Success revolves around much more than just the demographics study
How do you know if you have the “perfect” location? Some think demographics data is the crystal ball in
which success or failure is clearly visible. In truth, studying a location’s viability is better compared to an
onion, where one must peel layers to get the desired information (hopefully, the results bring tears of
joy).
ALL ABOUT THE AREA
Peeling the first layer starts with a review of the overall area of the site. In the past, I wrote about the
presence of major names such as Rite-Aid and McDonalds. These businesses are a good barometer of
the viability of the neighborhood. I should, however, note that even if the market is made up of largely
older mom-and-pop shops, it should not be discounted; you might be ahead of a community’s rebirth.
Next, gauge your own feelings. Is this an area where you’d want to get out of the car? Meaning, would
you enjoy going to work here?
Should you fear the presence of a couple of laundries in the area? Don’t be too quick to move on. Many
areas can support several Laundromats. The first question shouldn’t be: “Should there be another
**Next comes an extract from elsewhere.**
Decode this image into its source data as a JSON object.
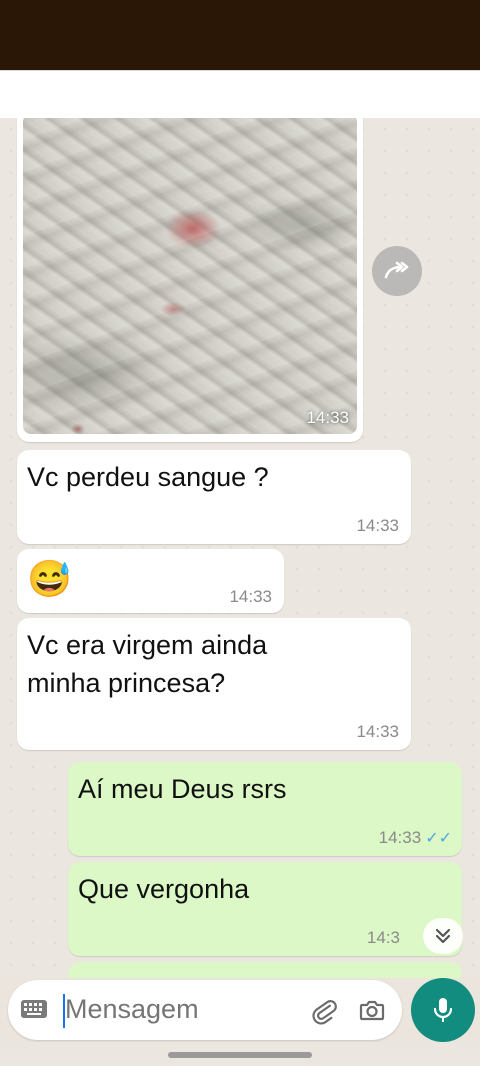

laundry here?” Rather, “Should I have a laundry here?”
You may find that an outdated store has an owner who’s motivated to sell. The benefits of this situation
are many, not the least of which is avoiding tap fees a new store will be hit with.
Look at the traffic flow. You want to have good visibility. Don’t worry so much about speed limits. If it’s a
good area with easy access and ample parking space, people will come. Are there any natural
boundaries that may impact whether residents visit your store? Are there any road projects slated for
the future that may change traffic patterns or reroute flow away from the store?
Aerial views of your market, available on the Internet, can be helpful in identifying the presence of
natural barriers and overall traffic patterns.
In assessing a possible market area, look for businesses such as auto body and repair shops as well as
tire stores, auto part stores and quick-lube garages. Their presence likely indicates the surrounding
population is mobile and your store will not just draw its customer base from residences within walking
distance.
Schools in the area are generally another good sign, as that means there are families in the
neighborhood. And we as self-service laundry owners love families.
LIVING ARRANGEMENTS
Now let’s review residences in the area. Obviously, the old standard of a high percentage of renters still
applies today. Details to pick up include the number of mailboxes on houses, and whether there’s more
than one electric meter. In homes like this, not all the units have washers. Note the number of cars in